It was here that many of the Irish supporters sat or stretched themselves out in the glorious sunshine, cheering the latest boundary and throwing a few shapes when one pop song after another was blasted out on the PA at the end of every over.
With plenty of women and children also in the audience, it had the look and feel of a family day out, a summer country fair rather than a modern international sports fixture. And presiding over it all was a big blue sky with just a few white clouds way in the distance.
"Been a splendid day here in Nelson," purred Atherton, the former England captain, almost audibly loosening his tie and opening the top button on his shirt. "A lovely day, terrific day," agreed Lloyd, that most convivial of match commentators, in his rich Lancashire accent.
With the on-field action petering out to its inevitable result, Athers and Bumble went on verbal walkabout, in that grand cricket tradition, filling the longueurs with various digressions and yarns.
"We've had a tweet in telling us the best watering holes in Nelson," revealed Athers, apropos of nothing in particular. "The Spring & Fern, that's our recommendation."
And then, equally apropos of nothing, Bumble told us that Botham had already left the venue. "Beefy's gone of course, he's disappeared, he's got a pleasant drive." "To Queenstown!" replied a chuckling Atherton. "It's only nine hours," added Lloyd, wryly. "They're like mustard as well, the traffic police here in New Zealand," replied a ruminating Athers. "If you go a tick over a hundred (kmh), they pounce on you." "Yeah, they're very, very strict, and quite right too," agreed Bumble, agreeably. "Think Angus Fraser came on a driving 'oliday and 'ad 'is car taken off 'im," he concluded, unable to suppress a giggle.
Late in the innings Ireland wobbled. Balbirnie, Wilson and Kevin O'Brien lost their wickets in quick succession. O'Brien was run out due to a mix-up with his brother Niall, batting at the other end.

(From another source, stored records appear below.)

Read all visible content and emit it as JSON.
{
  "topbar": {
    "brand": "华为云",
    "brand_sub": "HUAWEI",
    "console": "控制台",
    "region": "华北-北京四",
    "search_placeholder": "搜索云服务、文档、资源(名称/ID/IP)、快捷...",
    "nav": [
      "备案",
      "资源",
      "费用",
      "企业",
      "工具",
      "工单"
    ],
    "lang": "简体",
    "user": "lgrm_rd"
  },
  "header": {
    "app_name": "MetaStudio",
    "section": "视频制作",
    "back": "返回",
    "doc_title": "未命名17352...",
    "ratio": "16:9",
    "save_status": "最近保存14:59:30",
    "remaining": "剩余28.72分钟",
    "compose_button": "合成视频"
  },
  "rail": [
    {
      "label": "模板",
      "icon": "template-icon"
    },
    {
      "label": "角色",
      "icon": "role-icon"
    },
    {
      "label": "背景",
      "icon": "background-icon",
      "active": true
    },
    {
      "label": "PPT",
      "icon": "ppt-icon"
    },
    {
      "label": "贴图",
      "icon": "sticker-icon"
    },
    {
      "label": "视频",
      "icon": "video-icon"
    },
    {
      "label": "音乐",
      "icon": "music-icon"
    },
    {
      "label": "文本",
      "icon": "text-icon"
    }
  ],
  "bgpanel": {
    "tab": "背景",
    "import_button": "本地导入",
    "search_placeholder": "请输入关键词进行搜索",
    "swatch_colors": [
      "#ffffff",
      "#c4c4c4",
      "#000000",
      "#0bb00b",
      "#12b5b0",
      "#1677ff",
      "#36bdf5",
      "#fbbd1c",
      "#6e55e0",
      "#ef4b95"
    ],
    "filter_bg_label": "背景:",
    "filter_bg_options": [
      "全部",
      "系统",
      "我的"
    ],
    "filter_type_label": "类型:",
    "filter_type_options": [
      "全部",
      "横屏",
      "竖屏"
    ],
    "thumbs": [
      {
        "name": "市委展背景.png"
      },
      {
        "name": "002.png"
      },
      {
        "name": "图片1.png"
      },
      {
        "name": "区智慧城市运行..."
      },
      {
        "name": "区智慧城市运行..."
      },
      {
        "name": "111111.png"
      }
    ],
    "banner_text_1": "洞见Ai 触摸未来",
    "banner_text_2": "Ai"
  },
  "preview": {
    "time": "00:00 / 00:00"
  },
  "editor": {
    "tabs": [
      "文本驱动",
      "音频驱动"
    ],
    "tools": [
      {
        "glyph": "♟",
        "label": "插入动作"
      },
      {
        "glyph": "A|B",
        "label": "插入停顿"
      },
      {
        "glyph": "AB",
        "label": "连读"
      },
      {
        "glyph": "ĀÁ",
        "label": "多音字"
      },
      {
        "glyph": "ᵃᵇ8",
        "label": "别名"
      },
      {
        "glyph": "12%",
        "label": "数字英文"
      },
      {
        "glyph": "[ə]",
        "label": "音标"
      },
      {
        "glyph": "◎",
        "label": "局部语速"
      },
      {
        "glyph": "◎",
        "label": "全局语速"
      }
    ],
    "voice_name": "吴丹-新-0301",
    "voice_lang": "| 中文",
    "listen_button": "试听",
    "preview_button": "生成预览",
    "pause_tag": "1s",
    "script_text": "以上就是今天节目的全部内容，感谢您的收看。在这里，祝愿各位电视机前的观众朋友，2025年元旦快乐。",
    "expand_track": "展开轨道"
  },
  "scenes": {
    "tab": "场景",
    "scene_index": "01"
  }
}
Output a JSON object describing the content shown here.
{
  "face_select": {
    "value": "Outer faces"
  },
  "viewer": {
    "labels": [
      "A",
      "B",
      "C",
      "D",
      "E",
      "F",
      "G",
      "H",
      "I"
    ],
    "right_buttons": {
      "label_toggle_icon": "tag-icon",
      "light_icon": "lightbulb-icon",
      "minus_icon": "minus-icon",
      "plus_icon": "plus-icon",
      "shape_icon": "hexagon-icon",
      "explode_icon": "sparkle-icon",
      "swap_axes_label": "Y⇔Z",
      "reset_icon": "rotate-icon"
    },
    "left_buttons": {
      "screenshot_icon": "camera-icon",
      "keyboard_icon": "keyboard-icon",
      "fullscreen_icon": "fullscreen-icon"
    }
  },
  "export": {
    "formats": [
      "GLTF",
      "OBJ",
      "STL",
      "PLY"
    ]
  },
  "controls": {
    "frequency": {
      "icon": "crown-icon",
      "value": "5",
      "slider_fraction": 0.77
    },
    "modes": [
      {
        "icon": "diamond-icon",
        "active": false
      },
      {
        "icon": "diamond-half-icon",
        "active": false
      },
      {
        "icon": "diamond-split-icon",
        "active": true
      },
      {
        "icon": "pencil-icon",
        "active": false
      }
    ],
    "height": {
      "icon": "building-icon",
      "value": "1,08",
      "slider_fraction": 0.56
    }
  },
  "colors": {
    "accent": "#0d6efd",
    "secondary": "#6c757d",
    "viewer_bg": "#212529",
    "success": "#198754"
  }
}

This later prompted a yarn in the commentary box. Niall and Kevin have played against each other in English county cricket. "(They) told me they like to sledge each other out in the middle," said Atherton. Which immediately sprung another anecdote from Lloyd. "Best sledge I've ever heard! Kevin came out to a county game and his brother was wicket-keeping. He (Kevin) is taking his guard, scratching his marker, and Niall said to Kevin, 'Me dad never liked you'. It's the best I've ever heard!" Athers, in reply: "Ha ha ha, ha ha ha."
Niall had at this stage executed another sumptuous strike to the boundary. "Oh what a shot!" gushed Athers. Watching it in slow-motion replay, Bumble's appreciation for the stroke was positively erotic. "Ohhhh! Digs deep. Deep in the crease and bends his knees - and four!" "Brian Lara would've been proud of that," added his partner in ecstasy. "It's a beautiful cover drive."
With the boys in green now just a few runs short of West Indies' 304 target, the pair fell to reminiscing about other famous Irish victories. Naturally the celebrated Sion Mills triumph in 1969, also against the Windies, got a mention. And this triggered a sort of Proustian reverie from Bumble about various holidays in Hibernia.
"It's one of the great spots, Strangford Lough, the Lobster Pot (bar and restaurant) at Strangford Lough. Down to Killarney. Golf. The Guinness oyster festival. Roy Dorrans there, he stops one or two going bad, does Roy. Enjoys his dinner." Athers, in reply: "Ha ha ha, ha ha ha."
It fell to the veteran John Mooney to hit the winning runs. The squad has since moved on to Brisbane where they will face the United Arab Emirates on Wednesday. It will be another tough shift for the fans back home.
We can only hope that Bumble and Athers will be there, to help us make it through the night.
Sunday Indo Sport